The heavy downpour of rain made it hard for the players to stay mobile, but the Azzurri were having the better of possession without really threatening. Paraguay were content to defend and surprisingly broke the deadlock minutes before half-time. Antolin Alcaraz rose above Fabio Cannavaro and Daniele De Rossi from a free-kick to thump in a header.

Gianluigi Buffon then had to be replaced by Cagliari’s Federico Marchetti due to a muscle problem, which would sadly rule him out for the rest of the group matches. The Azzurri were being restricted to shots from distance but finally found the equaliser they so desperately needed with 30 minutes left. Justo Villar in goal for Paraguay made a hash out of a Simone Pepe corner and De Rossi was on hand to poke in the leveller.

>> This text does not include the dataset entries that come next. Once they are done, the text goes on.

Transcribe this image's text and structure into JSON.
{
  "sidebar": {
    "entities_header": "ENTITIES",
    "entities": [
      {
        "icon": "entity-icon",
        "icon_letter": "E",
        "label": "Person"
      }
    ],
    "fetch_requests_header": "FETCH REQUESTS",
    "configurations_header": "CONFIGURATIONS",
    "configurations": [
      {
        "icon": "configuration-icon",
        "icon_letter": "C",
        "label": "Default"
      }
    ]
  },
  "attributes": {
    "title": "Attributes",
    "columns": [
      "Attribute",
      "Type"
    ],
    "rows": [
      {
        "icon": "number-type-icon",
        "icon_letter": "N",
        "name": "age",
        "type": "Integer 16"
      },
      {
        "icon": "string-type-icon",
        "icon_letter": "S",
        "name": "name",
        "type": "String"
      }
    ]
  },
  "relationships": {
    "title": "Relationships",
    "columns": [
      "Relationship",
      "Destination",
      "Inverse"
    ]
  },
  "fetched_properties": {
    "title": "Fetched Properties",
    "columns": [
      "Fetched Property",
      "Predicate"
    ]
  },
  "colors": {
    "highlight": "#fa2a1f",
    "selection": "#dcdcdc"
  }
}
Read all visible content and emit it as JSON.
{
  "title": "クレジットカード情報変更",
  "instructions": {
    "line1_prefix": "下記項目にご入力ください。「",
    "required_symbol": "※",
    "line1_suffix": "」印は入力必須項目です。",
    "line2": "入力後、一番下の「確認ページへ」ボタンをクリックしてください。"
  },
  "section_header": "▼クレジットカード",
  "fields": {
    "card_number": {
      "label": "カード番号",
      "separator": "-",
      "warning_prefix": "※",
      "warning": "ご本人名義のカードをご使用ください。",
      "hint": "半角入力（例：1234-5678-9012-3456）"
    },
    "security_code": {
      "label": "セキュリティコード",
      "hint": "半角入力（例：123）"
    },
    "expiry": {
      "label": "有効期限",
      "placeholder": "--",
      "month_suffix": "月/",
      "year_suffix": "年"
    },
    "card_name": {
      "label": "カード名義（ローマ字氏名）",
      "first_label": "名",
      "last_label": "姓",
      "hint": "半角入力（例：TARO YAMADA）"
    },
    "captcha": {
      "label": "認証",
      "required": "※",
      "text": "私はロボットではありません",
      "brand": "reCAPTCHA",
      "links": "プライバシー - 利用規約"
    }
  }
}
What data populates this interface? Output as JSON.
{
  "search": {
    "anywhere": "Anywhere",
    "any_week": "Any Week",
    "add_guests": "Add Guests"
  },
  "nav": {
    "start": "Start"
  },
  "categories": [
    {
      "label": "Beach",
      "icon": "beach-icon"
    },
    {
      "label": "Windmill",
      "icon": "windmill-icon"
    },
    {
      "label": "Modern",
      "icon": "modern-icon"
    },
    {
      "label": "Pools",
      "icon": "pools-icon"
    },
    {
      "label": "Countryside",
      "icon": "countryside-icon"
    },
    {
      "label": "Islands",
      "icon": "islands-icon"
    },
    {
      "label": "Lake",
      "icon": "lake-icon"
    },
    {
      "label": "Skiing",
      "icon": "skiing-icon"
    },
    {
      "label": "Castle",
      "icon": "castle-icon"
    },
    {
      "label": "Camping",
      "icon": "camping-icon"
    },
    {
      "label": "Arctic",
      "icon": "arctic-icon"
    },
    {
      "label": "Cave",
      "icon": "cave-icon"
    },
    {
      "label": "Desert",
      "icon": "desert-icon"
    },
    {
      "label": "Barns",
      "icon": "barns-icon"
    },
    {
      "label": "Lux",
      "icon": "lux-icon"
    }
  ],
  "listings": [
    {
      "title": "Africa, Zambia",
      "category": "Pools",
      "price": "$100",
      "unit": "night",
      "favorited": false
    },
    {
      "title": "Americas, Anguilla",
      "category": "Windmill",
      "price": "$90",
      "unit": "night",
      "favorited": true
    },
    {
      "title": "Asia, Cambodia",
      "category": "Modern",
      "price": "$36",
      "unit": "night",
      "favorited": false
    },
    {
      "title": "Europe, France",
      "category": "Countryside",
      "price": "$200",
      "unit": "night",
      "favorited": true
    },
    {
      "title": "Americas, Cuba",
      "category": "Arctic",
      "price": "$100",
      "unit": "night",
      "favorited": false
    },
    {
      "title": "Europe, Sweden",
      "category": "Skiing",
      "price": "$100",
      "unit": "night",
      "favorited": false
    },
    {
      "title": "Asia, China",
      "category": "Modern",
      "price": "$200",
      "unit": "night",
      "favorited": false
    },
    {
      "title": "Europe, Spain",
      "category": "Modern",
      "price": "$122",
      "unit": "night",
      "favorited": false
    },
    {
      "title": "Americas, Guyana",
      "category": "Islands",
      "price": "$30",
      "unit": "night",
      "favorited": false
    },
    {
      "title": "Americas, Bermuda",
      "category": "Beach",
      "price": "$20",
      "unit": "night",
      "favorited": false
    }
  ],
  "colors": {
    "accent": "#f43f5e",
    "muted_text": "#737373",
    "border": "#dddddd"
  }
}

Pepe looked lively and Italy pushed forward in search of a winner but couldn't come up with anything. In a theme that was to define Italy's 2010 South African adventure they started ramping up the pressure in the closing stages of the game, too late to make an impact.

Marchisio, with the expectation of filling in for Pirlo, didn't make much of an impact and was substituted midway through the second half. Creativity was severely lacking in the game and one wondered where it would come from. Marchisio and Riccardo Montolivo were the only viable options for Lippi.

La Gazzetta mused that: “Marchisio playing behind the front two continued to be unconvincing. It worries us that he's playing a position he's never played for Juventus, but he may prove his worth playing in another midfield position.”

Part One - Part Two - Part Three